Count the lines below that contain the word "here". Give only the number.

THE DATA:
# # # # #

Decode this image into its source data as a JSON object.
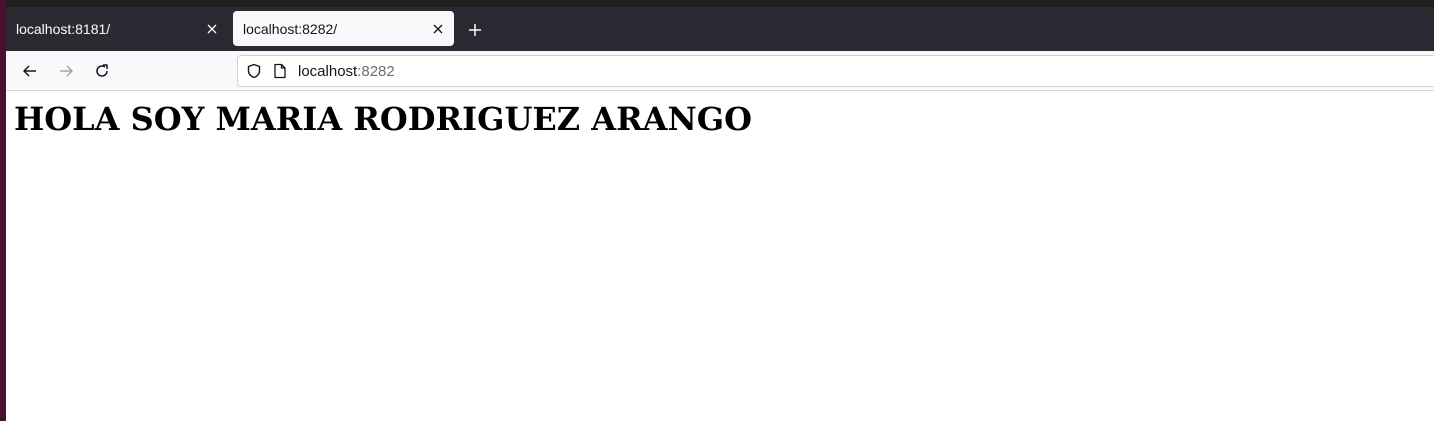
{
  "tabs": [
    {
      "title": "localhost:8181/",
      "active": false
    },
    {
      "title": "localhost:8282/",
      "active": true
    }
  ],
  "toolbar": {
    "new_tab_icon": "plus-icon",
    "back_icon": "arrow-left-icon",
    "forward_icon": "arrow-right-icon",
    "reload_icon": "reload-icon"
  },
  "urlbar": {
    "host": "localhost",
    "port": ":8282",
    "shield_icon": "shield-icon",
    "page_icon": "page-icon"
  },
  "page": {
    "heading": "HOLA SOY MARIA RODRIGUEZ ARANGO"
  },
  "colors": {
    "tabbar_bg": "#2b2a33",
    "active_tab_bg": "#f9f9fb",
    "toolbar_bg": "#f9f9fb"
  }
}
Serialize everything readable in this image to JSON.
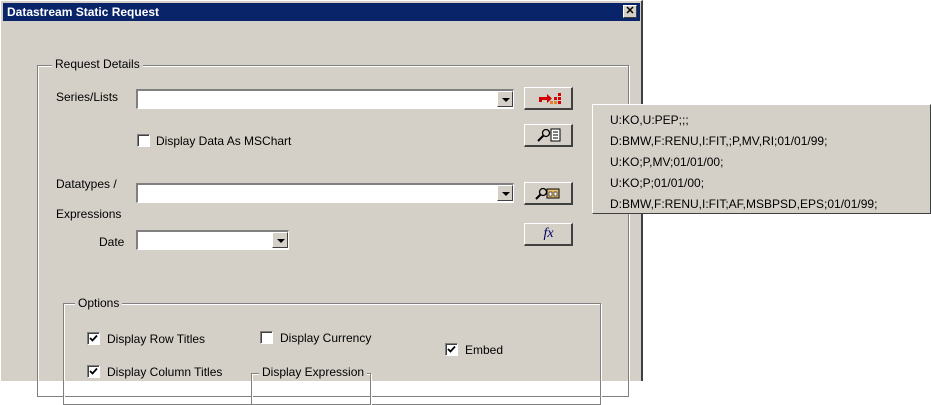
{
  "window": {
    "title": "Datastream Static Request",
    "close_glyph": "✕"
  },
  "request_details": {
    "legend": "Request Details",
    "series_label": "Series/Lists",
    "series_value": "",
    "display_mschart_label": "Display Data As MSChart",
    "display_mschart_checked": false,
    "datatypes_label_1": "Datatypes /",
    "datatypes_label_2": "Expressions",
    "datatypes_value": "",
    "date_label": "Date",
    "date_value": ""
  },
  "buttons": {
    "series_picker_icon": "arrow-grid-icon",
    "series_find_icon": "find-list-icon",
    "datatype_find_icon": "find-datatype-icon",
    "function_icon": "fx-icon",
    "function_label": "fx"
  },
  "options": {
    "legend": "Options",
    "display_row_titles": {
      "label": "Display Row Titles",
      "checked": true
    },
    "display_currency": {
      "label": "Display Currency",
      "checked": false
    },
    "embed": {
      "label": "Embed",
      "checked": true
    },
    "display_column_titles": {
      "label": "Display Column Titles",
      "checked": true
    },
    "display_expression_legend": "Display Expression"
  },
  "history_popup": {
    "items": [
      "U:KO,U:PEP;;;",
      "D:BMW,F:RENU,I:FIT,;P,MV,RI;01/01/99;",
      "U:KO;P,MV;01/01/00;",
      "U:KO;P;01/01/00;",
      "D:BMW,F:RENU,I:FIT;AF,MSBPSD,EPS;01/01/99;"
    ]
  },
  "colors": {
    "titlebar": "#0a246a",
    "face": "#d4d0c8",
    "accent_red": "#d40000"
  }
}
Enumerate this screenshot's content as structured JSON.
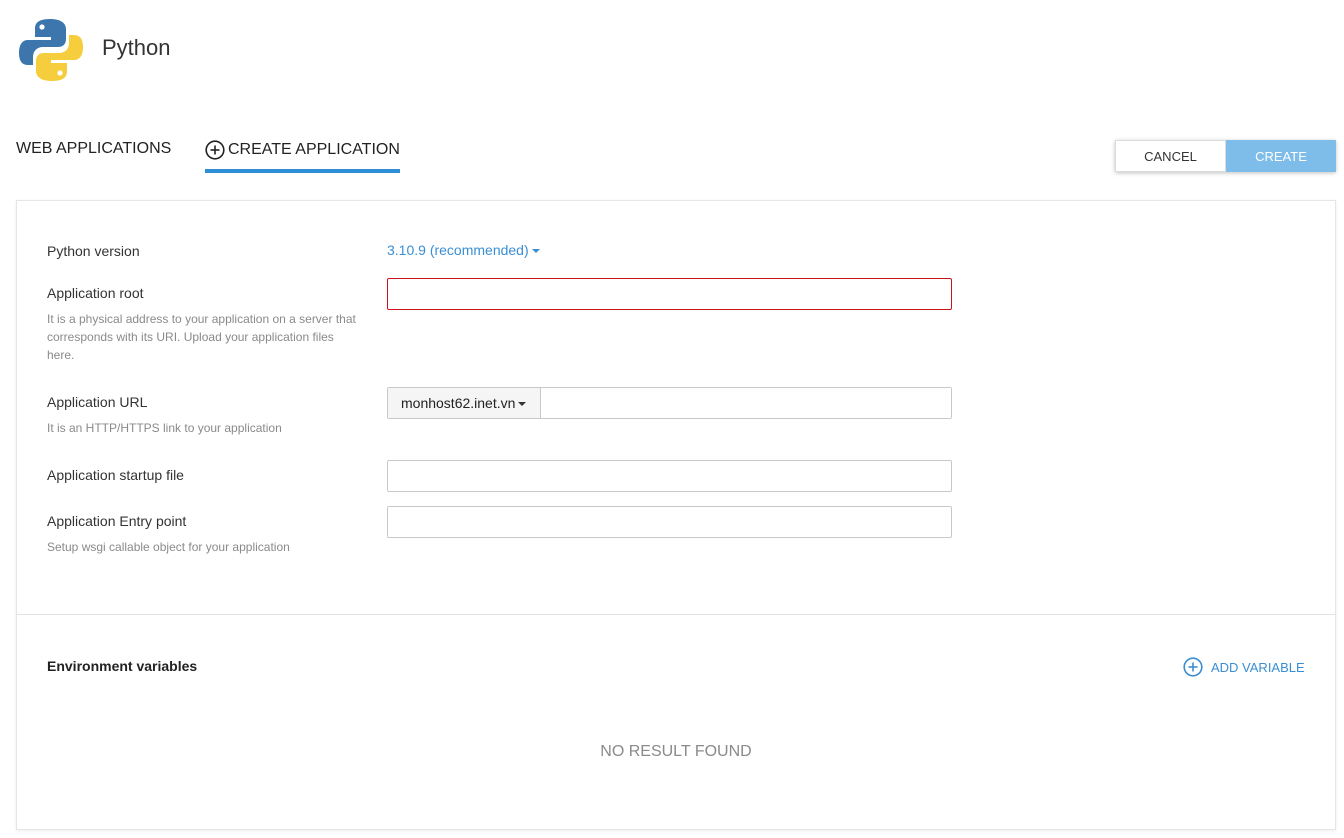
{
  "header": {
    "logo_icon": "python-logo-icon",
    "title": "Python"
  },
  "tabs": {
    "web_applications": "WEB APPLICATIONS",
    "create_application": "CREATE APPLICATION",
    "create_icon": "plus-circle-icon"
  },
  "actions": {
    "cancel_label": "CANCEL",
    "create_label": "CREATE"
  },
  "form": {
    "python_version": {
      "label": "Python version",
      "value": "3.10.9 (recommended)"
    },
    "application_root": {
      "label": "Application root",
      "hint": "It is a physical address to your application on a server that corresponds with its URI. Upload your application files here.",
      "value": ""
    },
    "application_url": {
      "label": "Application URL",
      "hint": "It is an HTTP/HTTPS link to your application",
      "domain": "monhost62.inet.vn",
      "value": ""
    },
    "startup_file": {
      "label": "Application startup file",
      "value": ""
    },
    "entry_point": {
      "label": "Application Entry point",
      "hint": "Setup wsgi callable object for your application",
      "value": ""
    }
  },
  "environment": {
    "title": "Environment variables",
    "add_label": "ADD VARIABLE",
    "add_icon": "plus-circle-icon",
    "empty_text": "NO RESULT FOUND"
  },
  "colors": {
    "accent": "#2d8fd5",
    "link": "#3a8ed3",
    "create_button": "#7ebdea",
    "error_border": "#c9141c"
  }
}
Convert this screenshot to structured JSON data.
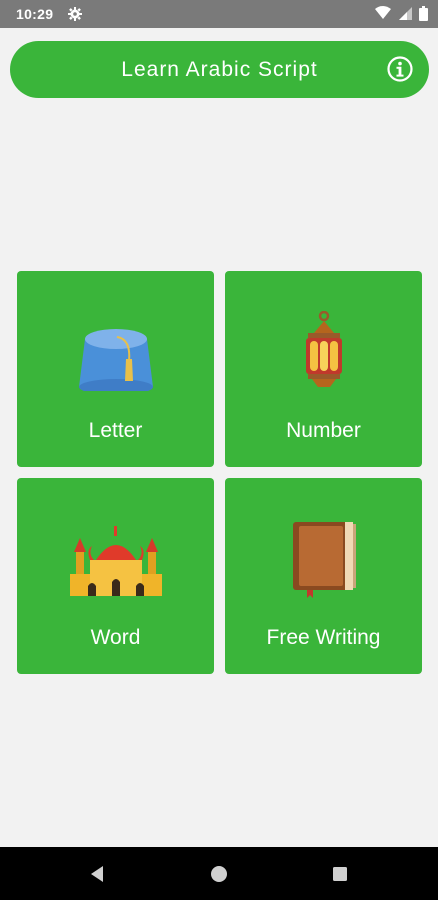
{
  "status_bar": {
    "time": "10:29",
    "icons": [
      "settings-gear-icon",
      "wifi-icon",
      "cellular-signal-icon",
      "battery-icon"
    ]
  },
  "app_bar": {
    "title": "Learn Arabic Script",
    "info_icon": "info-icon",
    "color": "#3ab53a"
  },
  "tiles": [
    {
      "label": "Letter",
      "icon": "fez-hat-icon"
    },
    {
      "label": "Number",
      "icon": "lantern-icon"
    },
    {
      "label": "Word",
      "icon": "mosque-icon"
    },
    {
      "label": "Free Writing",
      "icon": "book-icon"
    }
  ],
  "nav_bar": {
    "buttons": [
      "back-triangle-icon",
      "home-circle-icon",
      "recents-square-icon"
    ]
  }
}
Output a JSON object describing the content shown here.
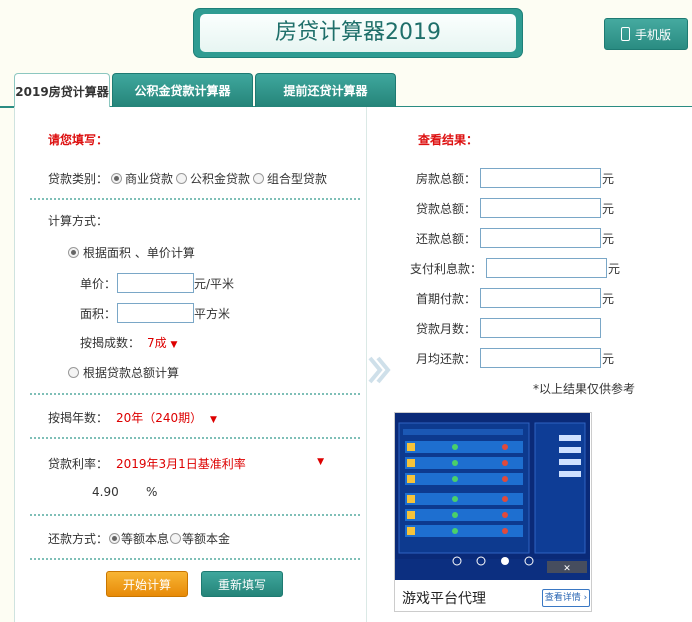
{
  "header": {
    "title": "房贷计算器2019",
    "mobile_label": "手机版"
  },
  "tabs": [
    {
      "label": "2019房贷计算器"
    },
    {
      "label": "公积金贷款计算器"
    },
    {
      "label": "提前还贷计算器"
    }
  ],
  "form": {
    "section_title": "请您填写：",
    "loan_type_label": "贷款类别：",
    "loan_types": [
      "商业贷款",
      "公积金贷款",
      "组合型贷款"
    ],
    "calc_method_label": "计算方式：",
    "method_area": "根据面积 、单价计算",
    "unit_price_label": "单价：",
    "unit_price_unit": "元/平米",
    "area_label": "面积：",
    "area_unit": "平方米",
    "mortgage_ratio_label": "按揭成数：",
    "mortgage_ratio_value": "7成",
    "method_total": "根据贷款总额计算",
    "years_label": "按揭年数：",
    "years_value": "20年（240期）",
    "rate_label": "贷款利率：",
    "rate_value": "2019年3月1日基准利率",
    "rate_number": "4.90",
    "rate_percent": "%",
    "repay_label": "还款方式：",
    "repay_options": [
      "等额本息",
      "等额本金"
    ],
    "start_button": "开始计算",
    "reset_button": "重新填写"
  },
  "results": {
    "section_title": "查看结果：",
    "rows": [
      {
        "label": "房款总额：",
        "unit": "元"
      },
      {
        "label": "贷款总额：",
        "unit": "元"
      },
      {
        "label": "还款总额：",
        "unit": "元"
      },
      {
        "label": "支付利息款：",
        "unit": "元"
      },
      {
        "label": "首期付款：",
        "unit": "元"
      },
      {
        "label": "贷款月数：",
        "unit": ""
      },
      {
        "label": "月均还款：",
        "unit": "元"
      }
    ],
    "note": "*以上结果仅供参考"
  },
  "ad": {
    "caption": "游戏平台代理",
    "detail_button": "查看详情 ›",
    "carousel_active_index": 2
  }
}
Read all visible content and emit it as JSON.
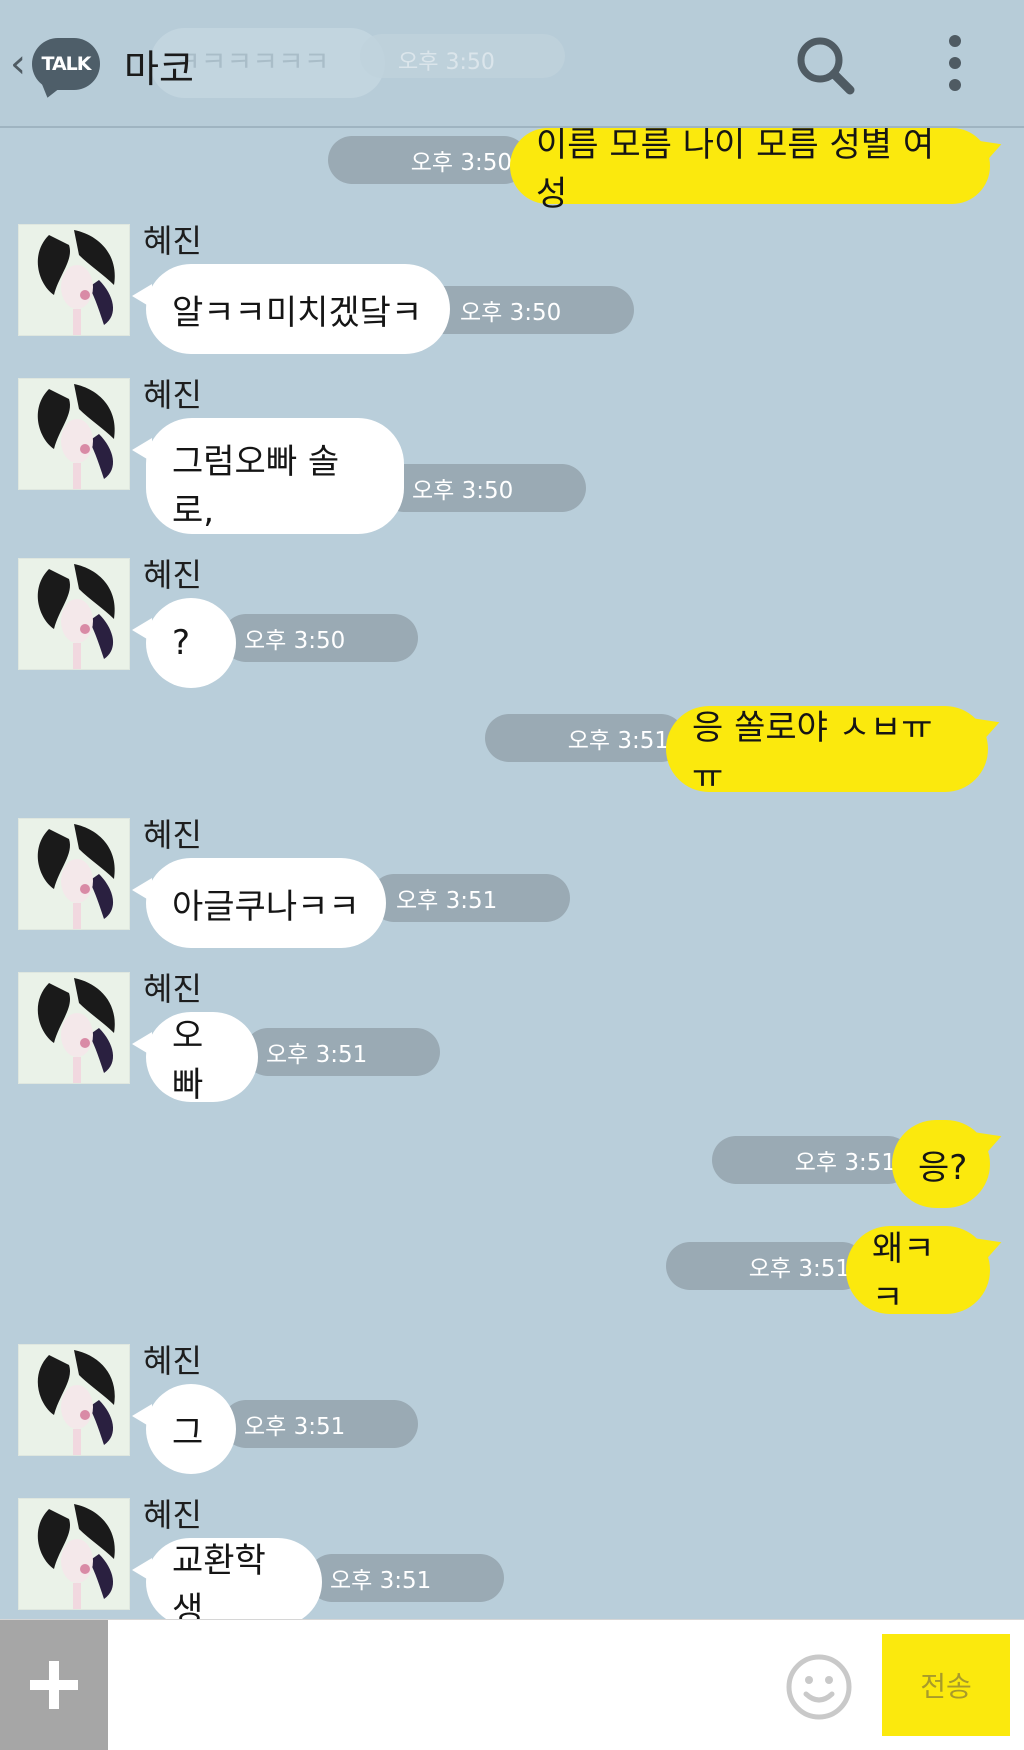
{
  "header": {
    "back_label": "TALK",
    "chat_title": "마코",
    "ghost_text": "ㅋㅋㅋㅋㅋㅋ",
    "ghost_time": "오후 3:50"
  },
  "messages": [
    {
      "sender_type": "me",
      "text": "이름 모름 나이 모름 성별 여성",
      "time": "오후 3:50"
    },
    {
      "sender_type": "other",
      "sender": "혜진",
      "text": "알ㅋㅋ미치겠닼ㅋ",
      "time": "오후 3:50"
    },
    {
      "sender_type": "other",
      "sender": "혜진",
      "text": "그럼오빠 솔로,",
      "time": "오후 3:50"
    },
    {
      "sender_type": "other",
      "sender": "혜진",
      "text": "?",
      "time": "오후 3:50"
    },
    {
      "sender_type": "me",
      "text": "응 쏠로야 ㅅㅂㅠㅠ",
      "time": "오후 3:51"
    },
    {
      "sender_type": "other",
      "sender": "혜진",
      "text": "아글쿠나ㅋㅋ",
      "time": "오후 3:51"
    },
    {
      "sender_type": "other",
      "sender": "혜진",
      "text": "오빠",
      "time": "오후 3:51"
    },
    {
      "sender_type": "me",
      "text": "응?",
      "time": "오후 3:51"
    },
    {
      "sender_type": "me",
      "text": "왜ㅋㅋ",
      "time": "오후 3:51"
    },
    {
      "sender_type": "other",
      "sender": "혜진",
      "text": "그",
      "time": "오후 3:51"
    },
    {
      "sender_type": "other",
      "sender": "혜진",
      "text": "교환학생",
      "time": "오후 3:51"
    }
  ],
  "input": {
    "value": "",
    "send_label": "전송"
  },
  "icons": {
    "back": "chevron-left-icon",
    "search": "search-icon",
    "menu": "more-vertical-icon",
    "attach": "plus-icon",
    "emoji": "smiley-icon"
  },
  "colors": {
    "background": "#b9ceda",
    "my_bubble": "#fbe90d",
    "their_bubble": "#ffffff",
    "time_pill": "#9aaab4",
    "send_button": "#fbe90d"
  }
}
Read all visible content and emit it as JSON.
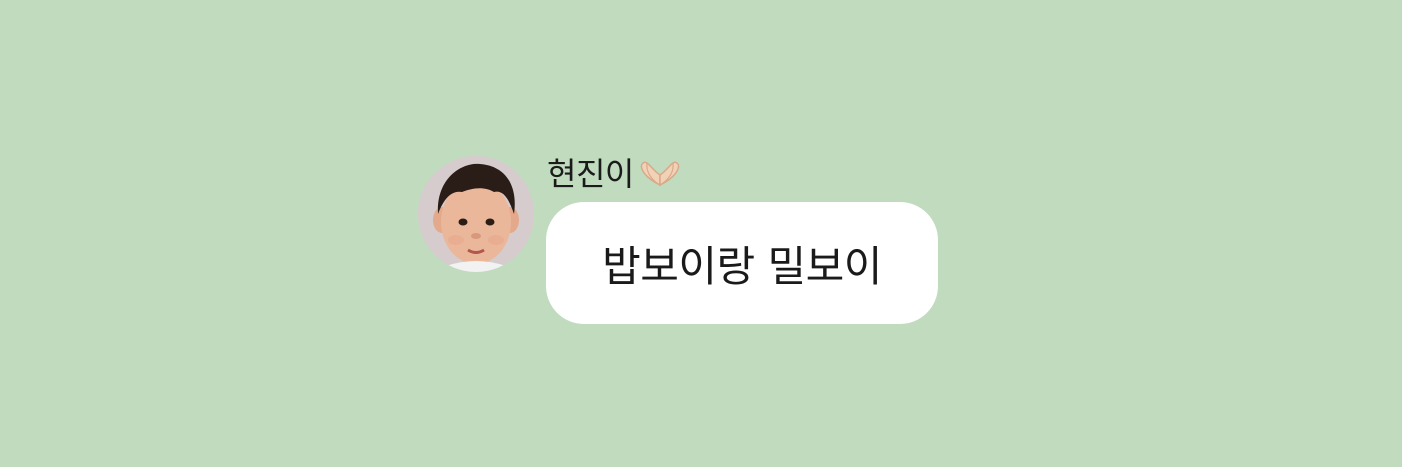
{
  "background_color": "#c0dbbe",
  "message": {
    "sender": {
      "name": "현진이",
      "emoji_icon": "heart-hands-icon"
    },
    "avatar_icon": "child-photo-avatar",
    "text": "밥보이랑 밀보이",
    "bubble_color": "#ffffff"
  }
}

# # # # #

RESPONSE:
2